Meantime, our poll finds a majority of Utahns will watch at least part of the convention, while a large percentage won't watch at all.
The Olympics are over, but the political competition goes on. The GOP convention is this week. The question--will you watch?
Paul Marshall/ Salt Lake City Resident: "Well, I would if I could. I have to work tonight."
An exclusive new KSL/Survey USA poll finds most Utahns will watch at least some. 11 percent,gavel to gavel. 46 percent an hour a night. But 42 percent won't watch at all.
Bush versus Kerry--most have an unwavering opinion, but nearly a third could switch.
68 percent of those polled say they're certain who they'll vote for--nothing will change their mind. But 30 percent say they may change, depending on what happens between now and election day.
Only 1 percent say they won't vote.
73 percent predict Bush will win. 24% say Kerry, a number that's down six points from when we asked the question a month ago.
Michael Swensen/ West Jordan Resident: "It seems to me that Bush will."
"I'll vote for Bush most likely."
"Right now I'm pretty sure it's going to be Kerry."
"I'll either vote for Bush or I won't vote at all."
Judy Shewell/ Holladay Resident: "I think the economy couldn't get much worse if I was going to vote for Bush."
"I could change. Right now I'm really debating."
TJ Foreman/ West Valley City Resident: "I definitely think it's going to be Kerry, because a lot of people are against the Bush administration right now. They're kind of upset because our troops are still in Iraq."
Audrey Munton/ Cedar Hills Resident: "I think President Bush has done a good job. I think he's had a hard job since September 11th."

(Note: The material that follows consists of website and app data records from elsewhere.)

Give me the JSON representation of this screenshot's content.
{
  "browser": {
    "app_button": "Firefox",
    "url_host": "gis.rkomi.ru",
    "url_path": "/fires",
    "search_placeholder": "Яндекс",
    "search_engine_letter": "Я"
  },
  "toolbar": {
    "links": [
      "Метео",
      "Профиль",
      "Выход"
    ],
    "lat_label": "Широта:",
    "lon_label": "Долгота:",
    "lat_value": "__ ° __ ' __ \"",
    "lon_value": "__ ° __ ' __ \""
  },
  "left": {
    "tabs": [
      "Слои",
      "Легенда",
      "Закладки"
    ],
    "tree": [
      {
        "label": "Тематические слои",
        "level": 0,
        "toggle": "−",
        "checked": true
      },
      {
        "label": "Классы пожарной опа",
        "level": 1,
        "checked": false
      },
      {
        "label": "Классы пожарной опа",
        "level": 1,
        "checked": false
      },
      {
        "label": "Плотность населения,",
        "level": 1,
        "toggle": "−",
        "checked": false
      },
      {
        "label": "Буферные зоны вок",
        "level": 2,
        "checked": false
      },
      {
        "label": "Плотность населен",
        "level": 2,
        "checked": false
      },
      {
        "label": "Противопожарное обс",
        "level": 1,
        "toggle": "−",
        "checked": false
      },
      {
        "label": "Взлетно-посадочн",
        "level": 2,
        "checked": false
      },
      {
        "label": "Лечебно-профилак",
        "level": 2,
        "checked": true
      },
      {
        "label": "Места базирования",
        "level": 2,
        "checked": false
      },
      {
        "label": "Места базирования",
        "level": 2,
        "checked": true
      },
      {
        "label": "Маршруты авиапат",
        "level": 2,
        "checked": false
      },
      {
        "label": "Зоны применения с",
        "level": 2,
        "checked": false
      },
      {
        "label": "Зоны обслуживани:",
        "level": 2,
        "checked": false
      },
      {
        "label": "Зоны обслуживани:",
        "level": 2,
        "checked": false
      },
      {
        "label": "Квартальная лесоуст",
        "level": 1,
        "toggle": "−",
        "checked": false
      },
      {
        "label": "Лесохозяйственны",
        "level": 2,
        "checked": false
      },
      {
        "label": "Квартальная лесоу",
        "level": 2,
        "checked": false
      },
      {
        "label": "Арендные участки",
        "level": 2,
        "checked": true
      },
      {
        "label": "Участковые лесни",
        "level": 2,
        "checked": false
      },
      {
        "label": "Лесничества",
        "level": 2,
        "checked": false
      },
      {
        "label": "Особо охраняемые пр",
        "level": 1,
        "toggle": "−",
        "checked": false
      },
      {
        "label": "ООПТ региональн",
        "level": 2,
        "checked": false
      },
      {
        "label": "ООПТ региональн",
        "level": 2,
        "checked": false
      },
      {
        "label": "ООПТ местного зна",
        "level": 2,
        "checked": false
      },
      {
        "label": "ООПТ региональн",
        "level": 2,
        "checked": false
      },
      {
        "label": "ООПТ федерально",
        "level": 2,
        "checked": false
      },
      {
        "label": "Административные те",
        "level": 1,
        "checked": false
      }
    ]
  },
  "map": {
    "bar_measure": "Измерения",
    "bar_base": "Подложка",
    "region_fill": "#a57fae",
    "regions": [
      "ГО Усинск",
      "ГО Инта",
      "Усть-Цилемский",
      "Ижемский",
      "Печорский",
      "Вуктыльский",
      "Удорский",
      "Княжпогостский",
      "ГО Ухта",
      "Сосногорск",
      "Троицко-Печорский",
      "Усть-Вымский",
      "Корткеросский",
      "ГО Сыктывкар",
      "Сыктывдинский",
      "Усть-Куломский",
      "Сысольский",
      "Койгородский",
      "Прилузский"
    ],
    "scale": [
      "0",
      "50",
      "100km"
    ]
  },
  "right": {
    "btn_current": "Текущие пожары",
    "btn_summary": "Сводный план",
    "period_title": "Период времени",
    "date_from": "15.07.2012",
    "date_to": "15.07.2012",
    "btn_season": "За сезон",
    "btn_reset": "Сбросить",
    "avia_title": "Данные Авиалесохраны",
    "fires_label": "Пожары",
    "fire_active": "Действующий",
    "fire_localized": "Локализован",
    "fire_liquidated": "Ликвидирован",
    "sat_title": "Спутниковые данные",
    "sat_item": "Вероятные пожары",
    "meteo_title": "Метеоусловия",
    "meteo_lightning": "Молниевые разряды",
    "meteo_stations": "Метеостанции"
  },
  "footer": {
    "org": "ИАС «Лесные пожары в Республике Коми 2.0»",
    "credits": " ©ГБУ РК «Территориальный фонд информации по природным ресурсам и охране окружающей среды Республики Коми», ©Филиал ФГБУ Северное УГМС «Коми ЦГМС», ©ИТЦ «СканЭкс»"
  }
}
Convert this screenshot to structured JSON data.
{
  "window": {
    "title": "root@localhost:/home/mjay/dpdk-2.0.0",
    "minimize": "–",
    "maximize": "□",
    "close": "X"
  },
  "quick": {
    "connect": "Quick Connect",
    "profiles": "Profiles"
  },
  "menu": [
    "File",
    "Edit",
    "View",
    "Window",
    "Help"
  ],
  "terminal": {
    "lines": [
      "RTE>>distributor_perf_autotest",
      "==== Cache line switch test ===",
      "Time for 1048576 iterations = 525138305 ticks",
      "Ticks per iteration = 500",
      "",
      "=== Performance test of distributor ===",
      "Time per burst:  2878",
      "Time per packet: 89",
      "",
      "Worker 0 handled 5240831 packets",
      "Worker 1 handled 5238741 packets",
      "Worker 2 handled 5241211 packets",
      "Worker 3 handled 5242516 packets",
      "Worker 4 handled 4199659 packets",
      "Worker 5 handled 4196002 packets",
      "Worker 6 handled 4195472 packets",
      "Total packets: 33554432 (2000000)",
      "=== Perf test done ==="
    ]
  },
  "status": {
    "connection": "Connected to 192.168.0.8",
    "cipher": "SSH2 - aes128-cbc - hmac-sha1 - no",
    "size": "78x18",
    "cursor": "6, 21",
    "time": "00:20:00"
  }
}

Our poll asked if the benefits of holding a political convention still outweigh the costs. 27% say yes, but 61% say the costs outweigh the benefits.